WHAT YOU ARE ASKED TO DO ▸
Your answer should consist of the lines holding "非商业使用", copied from the material below.

RECORDS FOR THE TASK ▸
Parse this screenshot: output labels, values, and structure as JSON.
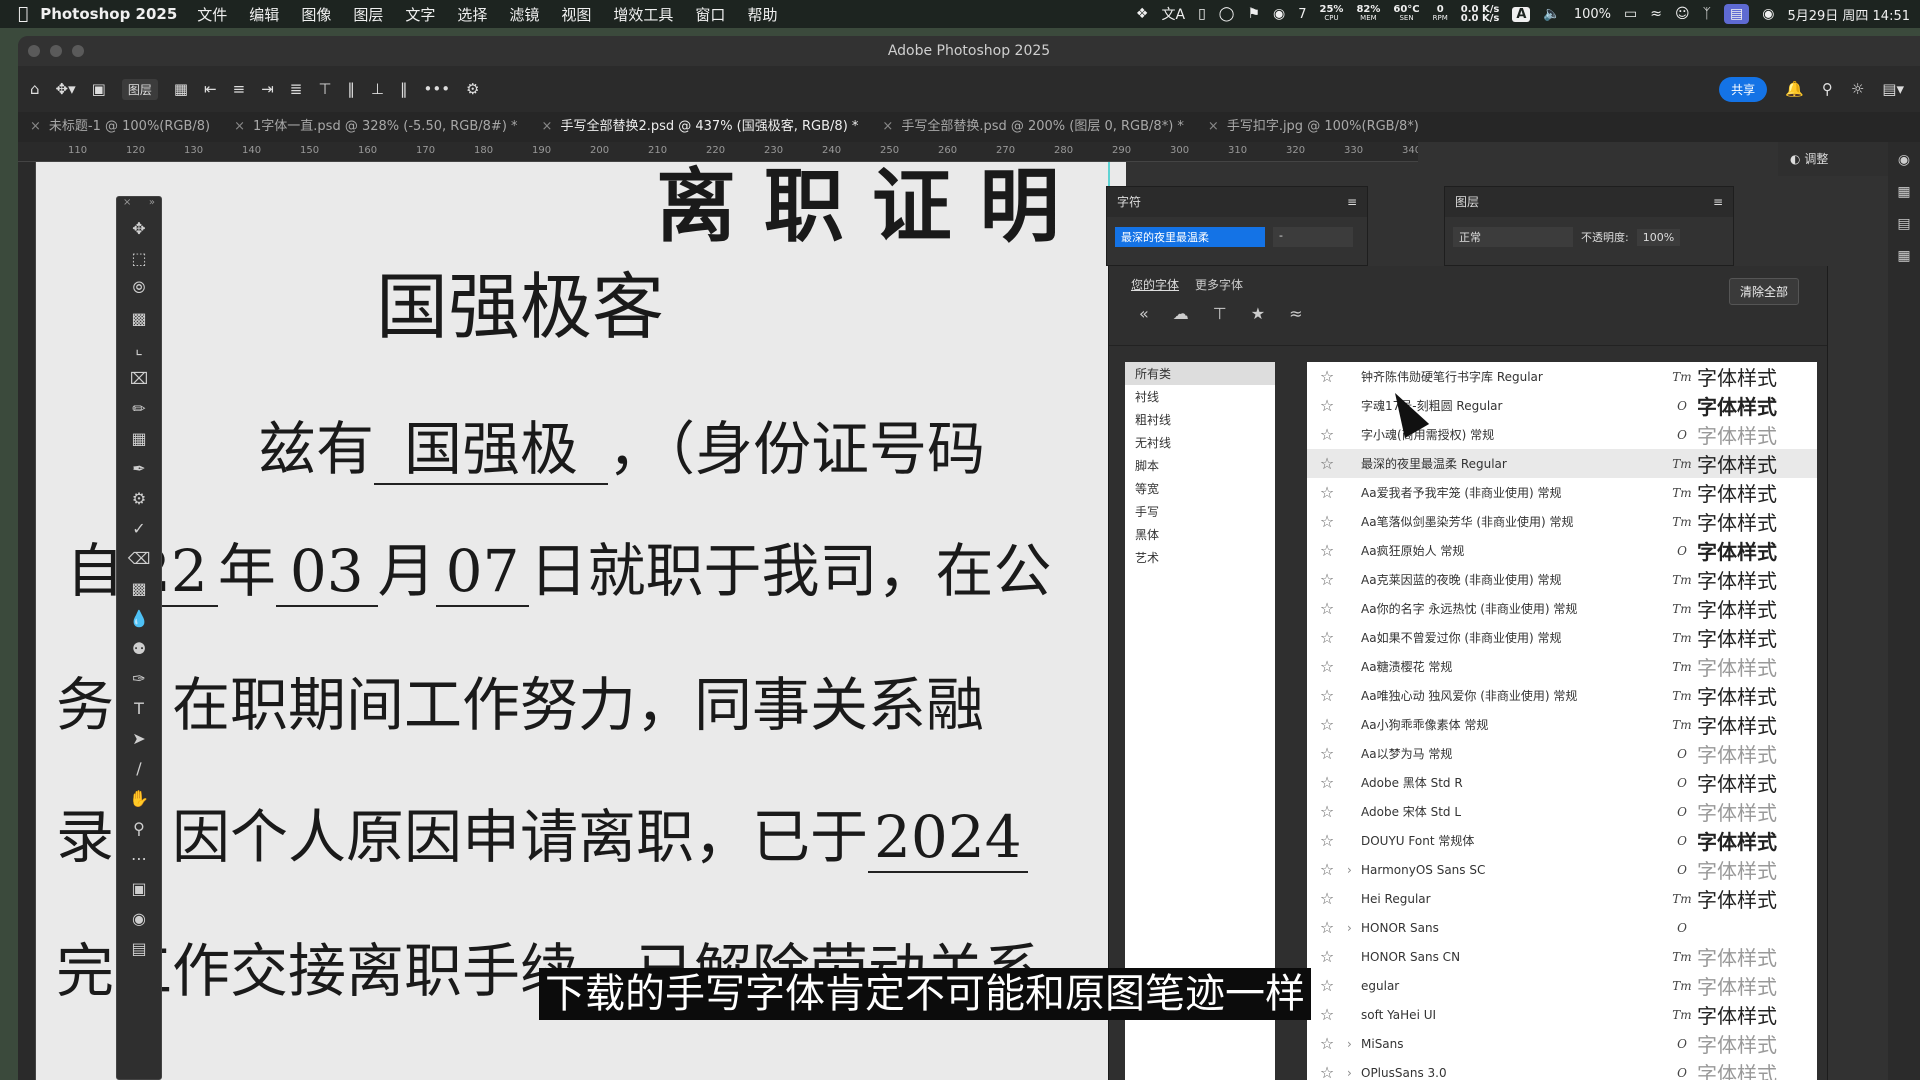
{
  "menubar": {
    "app": "Photoshop 2025",
    "items": [
      "文件",
      "编辑",
      "图像",
      "图层",
      "文字",
      "选择",
      "滤镜",
      "视图",
      "增效工具",
      "窗口",
      "帮助"
    ],
    "wechat_count": "7",
    "cpu": "25%",
    "cpu_l": "CPU",
    "mem": "82%",
    "mem_l": "MEM",
    "sen": "60°C",
    "sen_l": "SEN",
    "rpm": "0",
    "rpm_l": "RPM",
    "net": "0.0 K/s",
    "ime": "A",
    "battery": "100%",
    "datetime": "5月29日 周四  14:51"
  },
  "window": {
    "title": "Adobe Photoshop 2025"
  },
  "options": {
    "layer_select": "图层",
    "share": "共享"
  },
  "tabs": [
    {
      "label": "未标题-1 @ 100%(RGB/8)"
    },
    {
      "label": "1字体一直.psd @ 328% (-5.50, RGB/8#) *"
    },
    {
      "label": "手写全部替换2.psd @ 437% (国强极客, RGB/8) *"
    },
    {
      "label": "手写全部替换.psd @ 200% (图层 0, RGB/8*) *"
    },
    {
      "label": "手写扣字.jpg @ 100%(RGB/8*)"
    }
  ],
  "ruler": [
    "110",
    "120",
    "130",
    "140",
    "150",
    "160",
    "170",
    "180",
    "190",
    "200",
    "210",
    "220",
    "230",
    "240",
    "250",
    "260",
    "270",
    "280",
    "290",
    "300",
    "310",
    "320",
    "330",
    "340"
  ],
  "document": {
    "heading": "离 职 证 明",
    "name_hand": "国强极客",
    "line1a": "兹有",
    "line1_name": "国强极",
    "line1b": "，（身份证号码",
    "line2a": "自",
    "line2_year": "22",
    "line2b": "年",
    "line2_month": "03",
    "line2c": "月",
    "line2_day": "07",
    "line2d": "日就职于我司，在公",
    "line3": "务，在职期间工作努力，同事关系融",
    "line4a": "录，因个人原因申请离职，已于",
    "line4_year": "2024",
    "line5": "完工作交接离职手续，已解除劳动关系"
  },
  "char_panel": {
    "title": "字符",
    "font": "最深的夜里最温柔"
  },
  "layers_panel": {
    "title": "图层",
    "blend": "正常",
    "opacity_label": "不透明度:",
    "opacity": "100%"
  },
  "adjust_tab": "调整",
  "font_popup": {
    "your_fonts": "您的字体",
    "more_fonts": "更多字体",
    "clear_all": "清除全部",
    "categories": [
      "所有类",
      "衬线",
      "粗衬线",
      "无衬线",
      "脚本",
      "等宽",
      "手写",
      "黑体",
      "艺术"
    ],
    "fonts": [
      {
        "name": "钟齐陈伟勋硬笔行书字库 Regular",
        "type": "Tт",
        "preview": "字体样式",
        "style": "hand",
        "chev": false
      },
      {
        "name": "字魂17号-刻粗圆 Regular",
        "type": "O",
        "preview": "字体样式",
        "style": "bold",
        "chev": false
      },
      {
        "name": "字小魂(商用需授权) 常规",
        "type": "O",
        "preview": "字体样式",
        "style": "light",
        "chev": false
      },
      {
        "name": "最深的夜里最温柔 Regular",
        "type": "Tт",
        "preview": "字体样式",
        "style": "hand",
        "chev": false,
        "selected": true
      },
      {
        "name": "Aa爱我者予我牢笼 (非商业使用) 常规",
        "type": "Tт",
        "preview": "字体样式",
        "style": "hand",
        "chev": false
      },
      {
        "name": "Aa笔落似剑墨染芳华 (非商业使用) 常规",
        "type": "Tт",
        "preview": "字体样式",
        "style": "hand",
        "chev": false
      },
      {
        "name": "Aa疯狂原始人 常规",
        "type": "O",
        "preview": "字体样式",
        "style": "bold",
        "chev": false
      },
      {
        "name": "Aa克莱因蓝的夜晚 (非商业使用) 常规",
        "type": "Tт",
        "preview": "字体样式",
        "style": "hand",
        "chev": false
      },
      {
        "name": "Aa你的名字 永远热忱 (非商业使用) 常规",
        "type": "Tт",
        "preview": "字体样式",
        "style": "hand",
        "chev": false
      },
      {
        "name": "Aa如果不曾爱过你 (非商业使用) 常规",
        "type": "Tт",
        "preview": "字体样式",
        "style": "hand",
        "chev": false
      },
      {
        "name": "Aa糖渍樱花 常规",
        "type": "Tт",
        "preview": "字体样式",
        "style": "light",
        "chev": false
      },
      {
        "name": "Aa唯独心动 独风爱你 (非商业使用) 常规",
        "type": "Tт",
        "preview": "字体样式",
        "style": "hand",
        "chev": false
      },
      {
        "name": "Aa小狗乖乖像素体 常规",
        "type": "Tт",
        "preview": "字体样式",
        "style": "normal",
        "chev": false
      },
      {
        "name": "Aa以梦为马 常规",
        "type": "O",
        "preview": "字体样式",
        "style": "light",
        "chev": false
      },
      {
        "name": "Adobe 黑体 Std R",
        "type": "O",
        "preview": "字体样式",
        "style": "normal",
        "chev": false
      },
      {
        "name": "Adobe 宋体 Std L",
        "type": "O",
        "preview": "字体样式",
        "style": "light",
        "chev": false
      },
      {
        "name": "DOUYU Font 常规体",
        "type": "O",
        "preview": "字体样式",
        "style": "bold",
        "chev": false
      },
      {
        "name": "HarmonyOS Sans SC",
        "type": "O",
        "preview": "字体样式",
        "style": "light",
        "chev": true
      },
      {
        "name": "Hei Regular",
        "type": "Tт",
        "preview": "字体样式",
        "style": "normal",
        "chev": false
      },
      {
        "name": "HONOR Sans",
        "type": "O",
        "preview": "",
        "style": "normal",
        "chev": true
      },
      {
        "name": "HONOR Sans CN",
        "type": "Tт",
        "preview": "字体样式",
        "style": "light",
        "chev": false
      },
      {
        "name": "egular",
        "type": "Tт",
        "preview": "字体样式",
        "style": "light",
        "chev": false
      },
      {
        "name": "soft YaHei UI",
        "type": "Tт",
        "preview": "字体样式",
        "style": "normal",
        "chev": false
      },
      {
        "name": "MiSans",
        "type": "O",
        "preview": "字体样式",
        "style": "light",
        "chev": true
      },
      {
        "name": "OPlusSans 3.0",
        "type": "O",
        "preview": "字体样式",
        "style": "light",
        "chev": true
      }
    ]
  },
  "subtitle": "下载的手写字体肯定不可能和原图笔迹一样",
  "colors": {
    "accent": "#1473e6",
    "guide": "#5fd3d3"
  }
}
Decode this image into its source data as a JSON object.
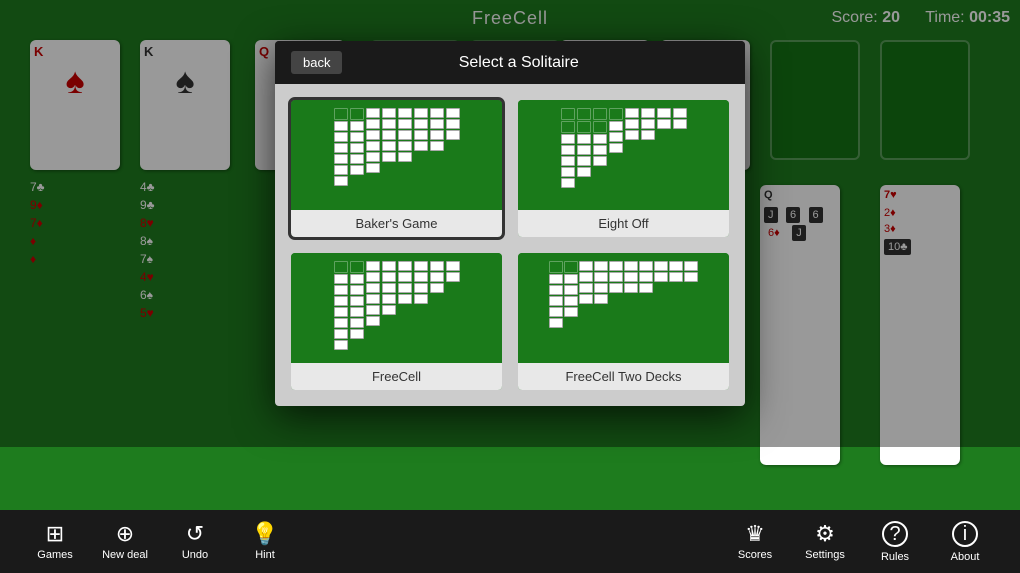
{
  "app": {
    "title": "FreeCell",
    "score_label": "Score:",
    "score_value": "20",
    "time_label": "Time:",
    "time_value": "00:35"
  },
  "modal": {
    "back_label": "back",
    "title": "Select a Solitaire",
    "options": [
      {
        "id": "bakers-game",
        "label": "Baker's Game",
        "selected": false
      },
      {
        "id": "eight-off",
        "label": "Eight Off",
        "selected": false
      },
      {
        "id": "freecell",
        "label": "FreeCell",
        "selected": true
      },
      {
        "id": "freecell-two-decks",
        "label": "FreeCell Two Decks",
        "selected": false
      }
    ]
  },
  "toolbar": {
    "left_items": [
      {
        "id": "games",
        "label": "Games",
        "icon": "⊞"
      },
      {
        "id": "new-deal",
        "label": "New deal",
        "icon": "⊕"
      },
      {
        "id": "undo",
        "label": "Undo",
        "icon": "↺"
      },
      {
        "id": "hint",
        "label": "Hint",
        "icon": "💡"
      }
    ],
    "right_items": [
      {
        "id": "scores",
        "label": "Scores",
        "icon": "♛"
      },
      {
        "id": "settings",
        "label": "Settings",
        "icon": "⚙"
      },
      {
        "id": "rules",
        "label": "Rules",
        "icon": "?"
      },
      {
        "id": "about",
        "label": "About",
        "icon": "ℹ"
      }
    ]
  }
}
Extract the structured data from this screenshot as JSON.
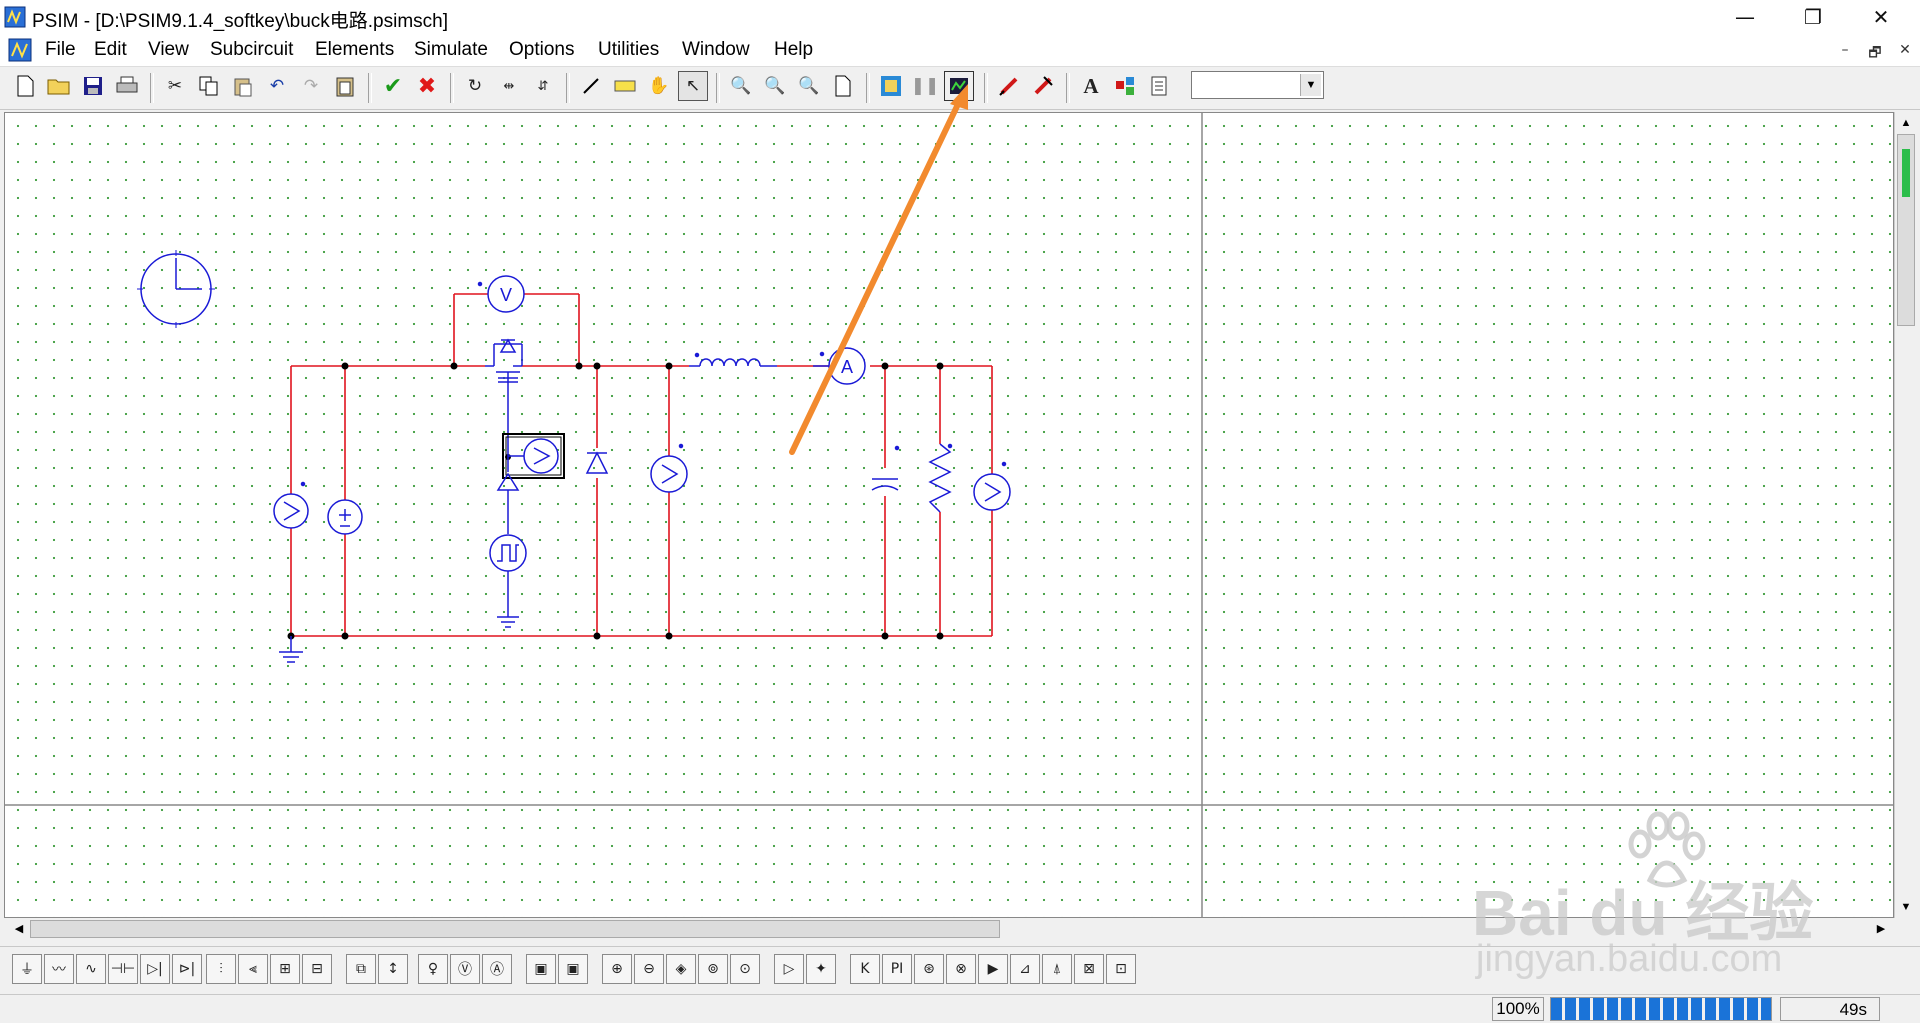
{
  "window": {
    "title": "PSIM - [D:\\PSIM9.1.4_softkey\\buck电路.psimsch]",
    "minimize": "—",
    "maximize": "❐",
    "close": "✕"
  },
  "menu": {
    "items": [
      "File",
      "Edit",
      "View",
      "Subcircuit",
      "Elements",
      "Simulate",
      "Options",
      "Utilities",
      "Window",
      "Help"
    ],
    "mdi": {
      "minimize": "–",
      "restore": "🗗",
      "close": "✕"
    }
  },
  "toolbar": {
    "combo_value": "",
    "text_tool_label": "A"
  },
  "circuit": {
    "ammeter_label": "A",
    "voltmeter_label": "V"
  },
  "status": {
    "zoom": "100%",
    "progress": 1.0,
    "time": "49s"
  },
  "watermark": {
    "brand": "Bai du 经验",
    "url": "jingyan.baidu.com"
  },
  "colors": {
    "wire": "#e0141e",
    "component": "#1a1ad6",
    "arrow": "#f28a2e",
    "grid": "#3a9b3a",
    "progress": "#1a73d8"
  }
}
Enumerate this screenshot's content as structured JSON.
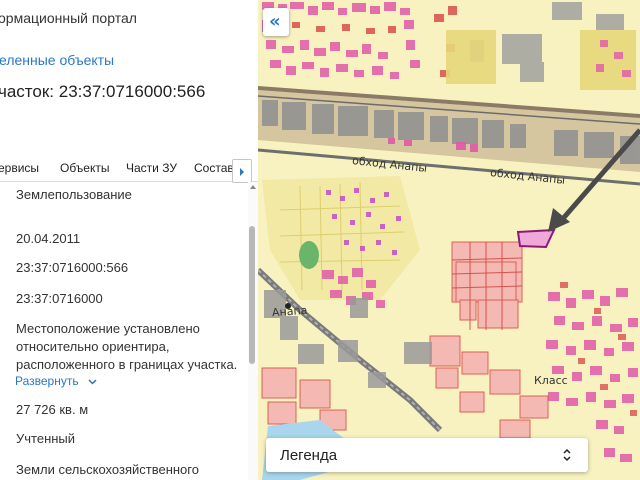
{
  "header": {
    "portal_title": "ормационный портал",
    "selected_objects_link": "еленные объекты",
    "parcel_title": "часток: 23:37:0716000:566"
  },
  "tabs": [
    "ервисы",
    "Объекты",
    "Части ЗУ",
    "Состав"
  ],
  "fields": {
    "land_use": "Землепользование",
    "date": "20.04.2011",
    "cadastral_number": "23:37:0716000:566",
    "quarter_number": "23:37:0716000",
    "location_line1": "Местоположение установлено",
    "location_line2": "относительно ориентира,",
    "location_line3": "расположенного в границах участка.",
    "expand_label": "Развернуть",
    "area": "27 726 кв. м",
    "status": "Учтенный",
    "category": "Земли сельскохозяйственного"
  },
  "map": {
    "collapse_icon_glyph": "«",
    "legend_label": "Легенда",
    "road_label_1": "обход Анапы",
    "road_label_2": "обход Анапы",
    "city_label": "Анапа",
    "district_label": "Класс"
  },
  "colors": {
    "link": "#2a78c4",
    "map_background": "#f7f2c0",
    "parcel_pink": "#e05aa8",
    "parcel_red": "#d94545",
    "highlighted_parcel": "#a0208a"
  },
  "icons": {
    "collapse": "double-chevron-left-icon",
    "tab_next": "triangle-right-icon",
    "expand": "chevron-down-icon",
    "legend_toggle": "chevron-updown-icon",
    "pointer": "arrow-pointer",
    "station": "railway-station-icon"
  }
}
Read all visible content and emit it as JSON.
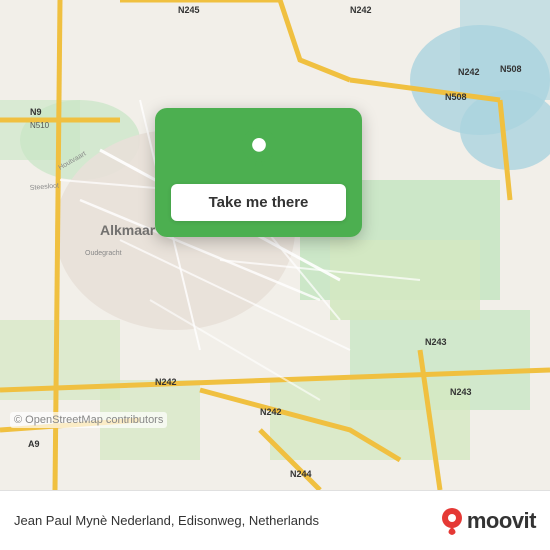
{
  "map": {
    "alt": "Map of Alkmaar, Netherlands area",
    "copyright": "© OpenStreetMap contributors"
  },
  "popup": {
    "button_label": "Take me there",
    "pin_icon": "location-pin"
  },
  "bottom_bar": {
    "location_text": "Jean Paul Mynè Nederland, Edisonweg, Netherlands",
    "brand_name": "moovit",
    "pin_icon": "location-pin-red"
  }
}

RESPONSE ▸
        "name": "Aa爱我者予我牢笼 (非商业使用) 常规",
        "name": "Aa笔落似剑墨染芳华 (非商业使用) 常规",
        "name": "Aa克莱因蓝的夜晚 (非商业使用) 常规",
        "name": "Aa你的名字 永远热忱 (非商业使用) 常规",
        "name": "Aa如果不曾爱过你 (非商业使用) 常规",
        "name": "Aa唯独心动 独风爱你 (非商业使用) 常规",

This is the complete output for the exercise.